For me, that time of transition feels … protracted. I’m working with KNOM through the first week of September, and will watch as the other volunteers of this “batch”—Bekah, Matty, and Ben—all make (or have already made) their exits first. Cleaning the house for its new inhabitants has been strangely cathartic. I’ve gotten rid of a lot of trash, donated some quality goods to the thrift store, mopped a lot of floors, and thawed a freezer (and harvested about 7 gallons of filthy water for my efforts … must have been a while). I’ve begun to take things down from my wall collage, and have had to decide which books will leave Nome with me, and which ones will flow seamlessly into the bloodstream of literature that circulates in the KNOM Permanent Collection. And, saddest of all, I’ve piled up all the beer brewing stuff that’s supplied the house with home made beer for the past two years. It’s ready to go out the door to the next passionate homebrewer. There’s still a lot left to do to get the house “ready,” but it’s getting there. I apologize in advance for the men’s bathroom.

Work-wise, the transition is a bit melancholy. I never would have thought I’d enjoy the various city council and utility board meetings that I cover, but surprisingly, I do. When you’re up to speed on the issues, and you know the faces that sit around the table, you get to see the slow and steady step-by-step process of how a city builds itself. How it plans, how it saves, how it sets goals and achieves them. And that process is especially interesting in Nome, where planning is careful and deliberate, and there’s little room for error when it comes to scheduling barges, fuel shipments, and construction projects during the brief construction “season.” I’ve been following the progress of two large wind turbines that the Nome Joint Utility will be getting through an alternative energy program. It’s a story that’s been told through a lot of paperwork, grant applications, and shifting schedules, but one that I’ve tried my best to make sound good on the radio. But the project itself is so cool! These turbines are being constructed in Europe, barged to Nome, and when they’re erected next summer, they’ll produce hundreds of hours of electricity for Nome, and reduce the utility’s dependence on expensive barged-up diesel fuel. And I’m a little disappointed—sad isn’t really the right word—that when the project begins construction and is finally up and running, I won’t be here to see it.
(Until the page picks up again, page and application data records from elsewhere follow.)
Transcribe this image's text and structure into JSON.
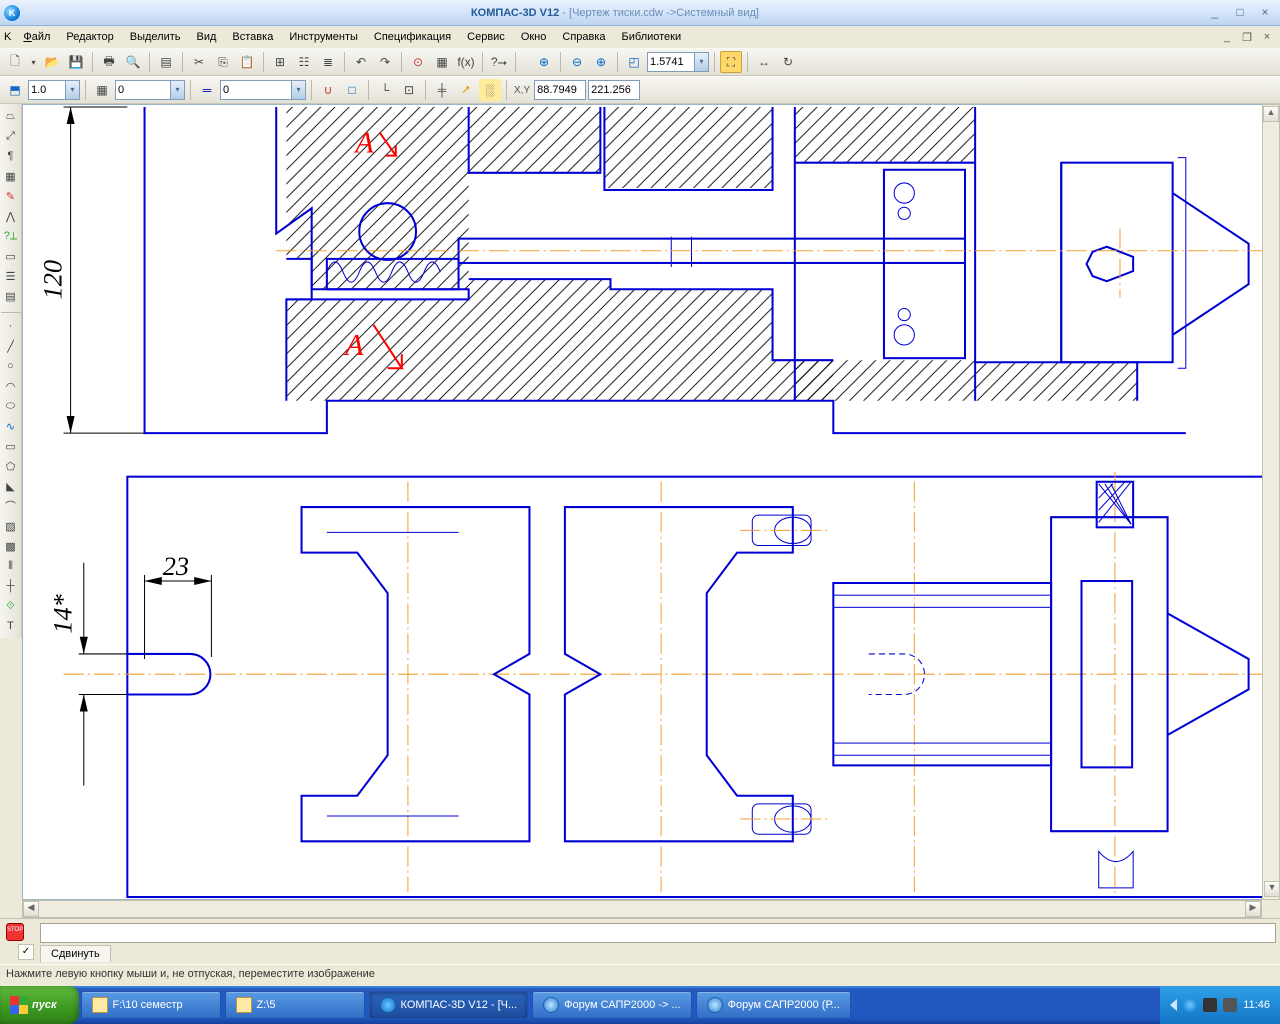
{
  "title": {
    "app": "КОМПАС-3D V12",
    "sep": " - ",
    "doc": "[Чертеж тиски.cdw ->Системный вид]"
  },
  "menu": {
    "file": "Файл",
    "edit": "Редактор",
    "select": "Выделить",
    "view": "Вид",
    "insert": "Вставка",
    "tools": "Инструменты",
    "spec": "Спецификация",
    "service": "Сервис",
    "window": "Окно",
    "help": "Справка",
    "libs": "Библиотеки"
  },
  "toolbar2": {
    "zoom_combo": "1.5741",
    "xcoord": "88.7949",
    "ycoord": "221.256"
  },
  "toolbar3": {
    "linewidth": "1.0",
    "layer": "0",
    "style": "0"
  },
  "drawing": {
    "dim_120": "120",
    "dim_14": "14*",
    "dim_23": "23",
    "ann_A_top": "А",
    "ann_A_bot": "А"
  },
  "command_tabs": {
    "move": "Сдвинуть"
  },
  "status": "Нажмите левую кнопку мыши и, не отпуская, переместите изображение",
  "taskbar": {
    "start": "пуск",
    "items": [
      {
        "label": "F:\\10 семестр"
      },
      {
        "label": "Z:\\5"
      },
      {
        "label": "КОМПАС-3D V12 - [Ч..."
      },
      {
        "label": "Форум САПР2000 -> ..."
      },
      {
        "label": "Форум САПР2000 (Р..."
      }
    ],
    "clock": "11:46"
  }
}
Nome and the Bering Strait region are going to be the focus of a lot of development in the coming years. As ice-free summers in the Arctic Ocean approach, more and more traffic will be coming through the Strait. Nome’s got a handful of projects—alternative energy like wind and geothermal, plans for a deep water port and/or port authority, possible drilling for oil and gas, and even game-changing “what-ifs?” like a Coast Guard base or a road/railroad from Fairbanks—that will make this a very interesting place in the next decade or so. I’m certainly excited to move on from Nome, to see some family and friends and move on to a new phase in my life, but Nome is a place where my job has been to learn as much about the region as I can. And I don’t know how anyone could leave that behind without feeling a little bit wistful.

Another sign of transition: as the salmon make their way upstream, fishermen around Nome, Teller, and everywhere else I’ve been in the last month or so now have their drying racks out. Despite some poor king runs, the chums and reds are looking strong. So, enjoy some pictures of salmon racks doing what they do best. You see a lot of salmon this time of year, and a lot of fishermen drying it, subsistence-style, this way. Did terms like chums, kings, and reds throw you for a loop? Don’t worry. As a KNOM volunteer, you’ll learn your salmon quick enough.